Nimieri’s host “Dad” even claims Steven “could have used a little suburban sprawl in Sudan,” failing to note the implausibility of universalizing the American way of life. But “Dad” will not be confused by the facts:
- Albert: You can still have a functioning economy and preserve open spaces with a little planning.
- Dad: Socialism. Complete disaster.
He busily sustains his oversimplified version of reality, caricaturing anyone who disagrees with him. In defense of suburban sprawl, he musters this:
- I work for an electrical engineering firm, son. We do a lot of commercial and residential contracts. If development stops, so does my paycheck. Then Steven couldn’t be here as our guest, could he? So your ideas hurt Steven.
He fails to recognize that Steven is a refugee in the first place in part because of the United States’ active and passive support for African dictatorships.
Tommy hasn’t been the same since “the big September thing” (9/11). But “Dad,” here, blinded by his ideological fairy tale, seems not to have learned the lesson of 9/11, but instead exclaims, “God gave us oil! … How can God’s gift be bad?” Tommy put it this way earlier: “You use petroleum, you’re a murderer.

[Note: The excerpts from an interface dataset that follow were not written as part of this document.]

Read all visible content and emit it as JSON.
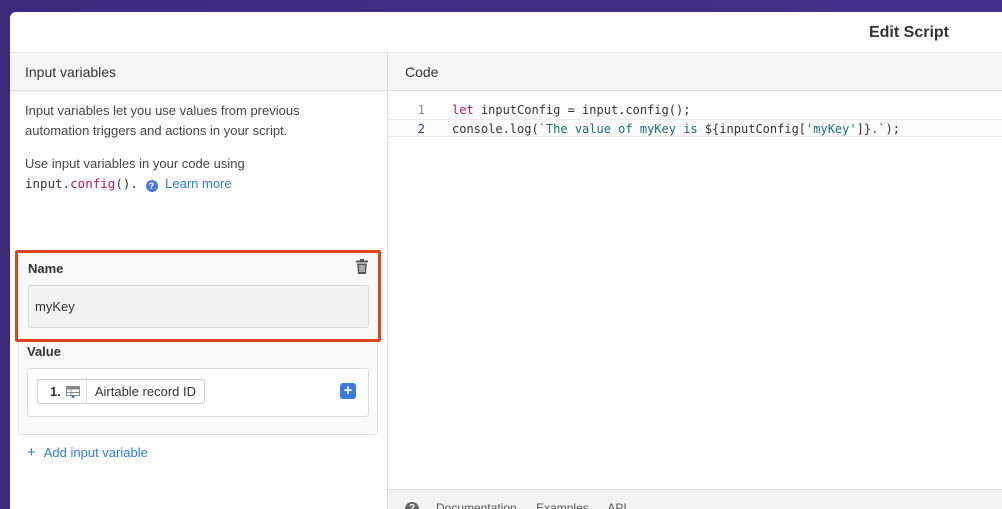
{
  "modal": {
    "title": "Edit Script"
  },
  "left_panel": {
    "heading": "Input variables",
    "description": "Input variables let you use values from previous automation triggers and actions in your script.",
    "usage_prefix": "Use input variables in your code using",
    "usage_code_obj": "input.",
    "usage_code_fn": "config",
    "usage_code_suffix": "().",
    "learn_more": "Learn more",
    "variable": {
      "name_label": "Name",
      "name_value": "myKey",
      "value_label": "Value",
      "token_number": "1.",
      "token_label": "Airtable record ID"
    },
    "add_variable": "Add input variable"
  },
  "code_panel": {
    "heading": "Code",
    "lines": [
      {
        "number": "1",
        "kw": "let",
        "rest": " inputConfig = input.config();"
      },
      {
        "number": "2",
        "pre": "console.log(",
        "tpl_a": "`The value of myKey is ",
        "tpl_expr": "${inputConfig[",
        "str": "'myKey'",
        "tpl_expr_end": "]}",
        "tpl_b": ".`",
        "post": ");"
      }
    ],
    "bottom_links": [
      "Documentation",
      "Examples",
      "API"
    ]
  },
  "colors": {
    "accent": "#2d7be0",
    "highlight_border": "#e0461c",
    "backdrop": "#3a2a7a"
  },
  "icons": [
    "help-circle-icon",
    "trash-icon",
    "table-icon",
    "plus-square-icon",
    "plus-icon",
    "question-icon"
  ]
}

That’s a fact … One: killin’ the ozone and all the creatures that it’s hurting? … Two: killing Arabs in oil-producing dictatorships where everybody is poor. That is cruelty and it’s inhumane.” Tommy’s claim is that acts of petroleum use affirm this system of cruel values, for which those actors are responsible. It’s clear that Nimieri’s host family, and by extension America, is committed to fleeing such responsibility and avoiding such questions as those that undermine the way of life to which they cling so tenaciously. Here’s some dialog from the scene around the table, in which Albert reflects on death:

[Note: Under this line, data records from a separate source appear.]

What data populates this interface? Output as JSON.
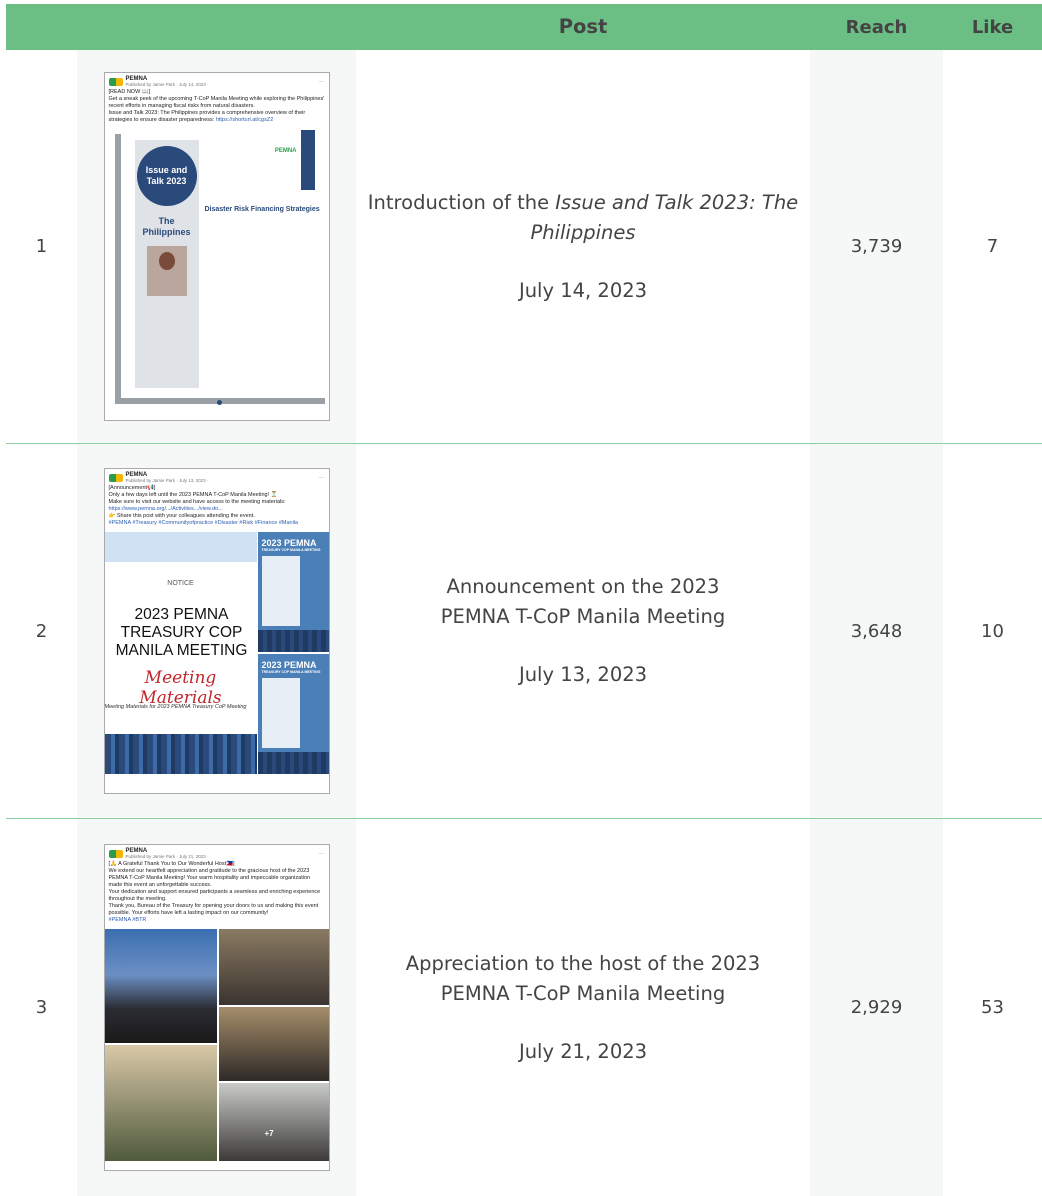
{
  "table": {
    "headers": {
      "post": "Post",
      "reach": "Reach",
      "like": "Like"
    },
    "rows": [
      {
        "num": "1",
        "title_plain": "Introduction of the ",
        "title_italic": "Issue and Talk 2023: The Philippines",
        "date": "July 14, 2023",
        "reach": "3,739",
        "like": "7",
        "thumb": {
          "page": "PEMNA",
          "published": "Published by Jamie Park · July 14, 2023 ·",
          "lines": [
            "[READ NOW 📖]",
            "Get a sneak peek of the upcoming T-CoP Manila Meeting while exploring the Philippines' recent efforts in managing fiscal risks from natural disasters.",
            "Issue and Talk 2023: The Philippines provides a comprehensive overview of their strategies to ensure disaster preparedness:"
          ],
          "link": "https://shorturl.at/cgsZ2",
          "doc_title": "Issue and Talk 2023",
          "doc_country": "The Philippines",
          "doc_heading": "Disaster Risk Financing Strategies",
          "doc_logo": "PEMNA"
        }
      },
      {
        "num": "2",
        "title_line1": "Announcement on the 2023",
        "title_line2": "PEMNA T-CoP Manila Meeting",
        "date": "July 13, 2023",
        "reach": "3,648",
        "like": "10",
        "thumb": {
          "page": "PEMNA",
          "published": "Published by Jamie Park · July 13, 2023 ·",
          "lines": [
            "[Announcement📢]",
            "Only a few days left until the 2023 PEMNA T-CoP Manila Meeting! ⏳",
            "Make sure to visit our website and have access to the meeting materials:"
          ],
          "link": "https://www.pemna.org/.../Activities.../view.do...",
          "share": "👉 Share this post with your colleagues attending the event.",
          "tags": "#PEMNA #Treasury #Communityofpractice #Disaster #Risk #Finance #Manila",
          "notice": "NOTICE",
          "big": "2023 PEMNA TREASURY COP MANILA MEETING",
          "script": "Meeting Materials",
          "foot": "Meeting Materials for 2023 PEMNA Treasury CoP Meeting",
          "side_title": "2023 PEMNA",
          "side_sub": "TREASURY COP MANILA MEETING"
        }
      },
      {
        "num": "3",
        "title_line1": "Appreciation to the host of the 2023",
        "title_line2": "PEMNA T-CoP Manila Meeting",
        "date": "July 21, 2023",
        "reach": "2,929",
        "like": "53",
        "thumb": {
          "page": "PEMNA",
          "published": "Published by Jamie Park · July 21, 2023 ·",
          "lines": [
            "[🙏 A Grateful Thank You to Our Wonderful Host🇵🇭]",
            "We extend our heartfelt appreciation and gratitude to the gracious host of the 2023 PEMNA T-CoP Manila Meeting! Your warm hospitality and impeccable organization made this event an unforgettable success.",
            "Your dedication and support ensured participants a seamless and enriching experience throughout the meeting.",
            "Thank you, Bureau of the Treasury for opening your doors to us and making this event possible. Your efforts have left a lasting impact on our community!"
          ],
          "tags": "#PEMNA #BTR",
          "more": "+7"
        }
      }
    ]
  }
}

- Albert: If the forms of this world die, which is more real: the me that dies or the me that’s infinite? Can I trust my habitual mind or do I need to learn to look beneath those things? ...
- Daughter: We don’t have to ask those kinds of questions, do we, Mom?
- Mom: No, honey.
On the one hand, Albert and Tommy are obviously considered crazy by the family. On the other, as our protagonists step off the front porch, they ask “What’s going on in there?” “Crazy,” they agree. Their outlook is incommensurable with the family’s — giving rise to the classification of each other as “unintelligible,” governed by completely different standards. Relative judgments aside, though, it’s Albert and Tommy who have the real commitment to truth and positive values.
A major breakthrough occurs when Caterine throws Albert the picture of Brad crying as his goes up in smoke; Albert recognizes the pain in Brad’s face as universal, a kind of “crying of humanity,” to use Donovan’s phrase, visible on the face of one man who lost “everything.” Albert actually identifies with his “enemy,” chiding Caterine:
- That fire was a bitch-ass thing to do.
- Oh, it liberated you from Brad.
- Or did it bond me to Brad in the insanity of pain ... I saw that I’m Brad and he’s me?
Albert’s newly developed interpretation of the world bonds him together with the rest of suffering humanity. And he is the author of that interpretation. Whether orphaned by civil war, by indifference, or by other causes, recognizing our oneness with all “orphans” — and we all are — creates the great sense of solidarity needed to build a better world together … chaining ourselves to one bulldozer at a time.